Our sexual stories often contain both secrets and privacy and the need to make decisions about both. What is the difference between something you want to keep private and a secret you are keeping? How do you decide when to keep information to yourself and what is important to share? Is it ok to keep sexual information to yourself? How much do you need to share with partners?
Secrets often feel bad. We usually keep secrets about information that we are ashamed of or feel could still hurt us in some way. Secrets sometimes have the quality of withholding information that may be relevant to another person, and so they can feel hard to keep and dangerous. Secrets feel like a burden; they hold us back and weigh us down.
Privacy, on the other hand, can feel empowering . It can apply to information about yourself that is new or vulnerable and that you are still learning about, so it is not ready to be shared. Privacy feels like a choice. Things that you choose to keep private may cause you to smile to yourself. Privacy relates to things that you may feel you could share, but is just no one’s business but your own. Privacy is space you give yourself.
So how do you decide if this information is something you should share? Decide if it is currently relevant to the person you might share it with – will it impact the decisions they may make? Will not knowing this put them at risk in any way? Then decide how it is impacting your ability to feel intimate with this person. By not telling, do you feel like you are hiding a significant part of yourself, do you feel you are constantly holding yourself back?

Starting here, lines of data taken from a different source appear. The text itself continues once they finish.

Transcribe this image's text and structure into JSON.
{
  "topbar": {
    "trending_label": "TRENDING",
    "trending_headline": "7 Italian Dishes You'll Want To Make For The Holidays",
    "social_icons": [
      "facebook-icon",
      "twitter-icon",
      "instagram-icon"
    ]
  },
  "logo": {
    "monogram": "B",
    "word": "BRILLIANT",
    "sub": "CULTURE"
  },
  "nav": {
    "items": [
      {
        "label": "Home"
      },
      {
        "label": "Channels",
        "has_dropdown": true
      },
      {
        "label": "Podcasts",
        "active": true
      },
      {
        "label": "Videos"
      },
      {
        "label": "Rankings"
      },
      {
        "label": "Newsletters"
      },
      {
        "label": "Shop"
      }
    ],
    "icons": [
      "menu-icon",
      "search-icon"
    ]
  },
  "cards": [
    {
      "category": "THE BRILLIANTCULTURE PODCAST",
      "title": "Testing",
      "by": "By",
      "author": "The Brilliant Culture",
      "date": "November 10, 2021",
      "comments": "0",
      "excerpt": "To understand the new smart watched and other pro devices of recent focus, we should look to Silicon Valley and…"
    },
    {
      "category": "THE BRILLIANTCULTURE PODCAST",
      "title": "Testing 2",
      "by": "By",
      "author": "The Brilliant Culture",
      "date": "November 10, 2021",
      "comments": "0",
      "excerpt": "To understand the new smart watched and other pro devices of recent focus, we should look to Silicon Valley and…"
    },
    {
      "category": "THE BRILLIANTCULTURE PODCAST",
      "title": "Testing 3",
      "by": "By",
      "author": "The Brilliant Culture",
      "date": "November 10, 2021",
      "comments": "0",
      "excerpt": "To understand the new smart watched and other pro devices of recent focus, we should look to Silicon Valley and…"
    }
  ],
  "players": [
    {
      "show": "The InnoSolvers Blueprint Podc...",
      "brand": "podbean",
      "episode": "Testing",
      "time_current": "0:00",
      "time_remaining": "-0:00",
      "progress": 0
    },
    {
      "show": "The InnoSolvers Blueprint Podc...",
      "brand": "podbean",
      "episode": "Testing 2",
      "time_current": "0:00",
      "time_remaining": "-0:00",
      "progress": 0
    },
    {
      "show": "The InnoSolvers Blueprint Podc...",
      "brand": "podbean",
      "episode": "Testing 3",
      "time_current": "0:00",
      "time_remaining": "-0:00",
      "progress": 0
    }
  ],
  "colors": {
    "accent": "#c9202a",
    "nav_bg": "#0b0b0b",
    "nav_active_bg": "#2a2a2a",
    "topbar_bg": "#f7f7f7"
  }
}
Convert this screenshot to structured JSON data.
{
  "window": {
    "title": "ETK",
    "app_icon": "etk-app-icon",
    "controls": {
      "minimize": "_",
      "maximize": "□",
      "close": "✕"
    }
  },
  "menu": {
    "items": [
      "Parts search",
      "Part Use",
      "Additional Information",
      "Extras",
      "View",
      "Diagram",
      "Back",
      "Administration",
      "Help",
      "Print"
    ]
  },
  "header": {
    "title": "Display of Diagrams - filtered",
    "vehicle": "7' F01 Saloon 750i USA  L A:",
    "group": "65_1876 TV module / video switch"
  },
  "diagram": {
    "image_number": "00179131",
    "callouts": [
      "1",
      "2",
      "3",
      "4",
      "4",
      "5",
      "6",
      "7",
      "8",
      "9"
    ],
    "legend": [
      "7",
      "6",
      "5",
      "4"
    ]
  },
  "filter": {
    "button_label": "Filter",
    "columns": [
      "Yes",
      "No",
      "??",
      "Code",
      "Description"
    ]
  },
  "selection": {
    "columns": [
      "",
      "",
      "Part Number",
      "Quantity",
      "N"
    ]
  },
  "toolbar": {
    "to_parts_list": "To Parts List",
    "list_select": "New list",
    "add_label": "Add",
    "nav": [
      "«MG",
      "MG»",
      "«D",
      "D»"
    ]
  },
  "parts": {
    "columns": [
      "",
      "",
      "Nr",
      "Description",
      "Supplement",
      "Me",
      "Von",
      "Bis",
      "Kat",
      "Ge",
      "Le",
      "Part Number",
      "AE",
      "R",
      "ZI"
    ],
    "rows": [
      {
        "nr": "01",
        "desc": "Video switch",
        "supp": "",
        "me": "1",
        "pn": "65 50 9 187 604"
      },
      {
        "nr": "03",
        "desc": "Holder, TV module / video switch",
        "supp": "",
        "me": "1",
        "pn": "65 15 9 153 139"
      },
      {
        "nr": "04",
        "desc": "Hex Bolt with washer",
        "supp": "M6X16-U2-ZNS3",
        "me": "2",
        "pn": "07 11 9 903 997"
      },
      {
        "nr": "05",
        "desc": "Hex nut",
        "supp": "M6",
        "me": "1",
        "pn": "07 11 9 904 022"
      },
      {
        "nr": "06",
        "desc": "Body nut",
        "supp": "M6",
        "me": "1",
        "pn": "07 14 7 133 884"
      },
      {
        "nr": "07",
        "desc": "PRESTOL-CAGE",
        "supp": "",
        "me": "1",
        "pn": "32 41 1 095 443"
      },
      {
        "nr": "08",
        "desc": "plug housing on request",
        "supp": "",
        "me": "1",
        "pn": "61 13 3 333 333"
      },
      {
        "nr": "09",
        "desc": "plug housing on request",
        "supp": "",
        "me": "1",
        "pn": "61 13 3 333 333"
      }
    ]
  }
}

Are you thinking about it a lot, distracted by it? If no, then maybe this is something that you choose to keep private. It is not bad to have memories, fantasies, curiosities, that are just for you. Maybe someday you will share but if for now you feel happy holding this inside, let it feed the way you are with your partner and in the world, privately.
In my practice, I talk to many people who are considering asking their partner about changing their relationship agreements from monogamy to an open relationship. This can be a fragile, vulnerable, exciting, insightful time for people and there is much to explore. I will be writing a series of articles about what to ask yourself, how to approach a partner, and things to consider before opening a relationship to multiple partners. This article, posted on YourTango.com, outlines some questions to ask yourself before you even begin a conversation with your current partner.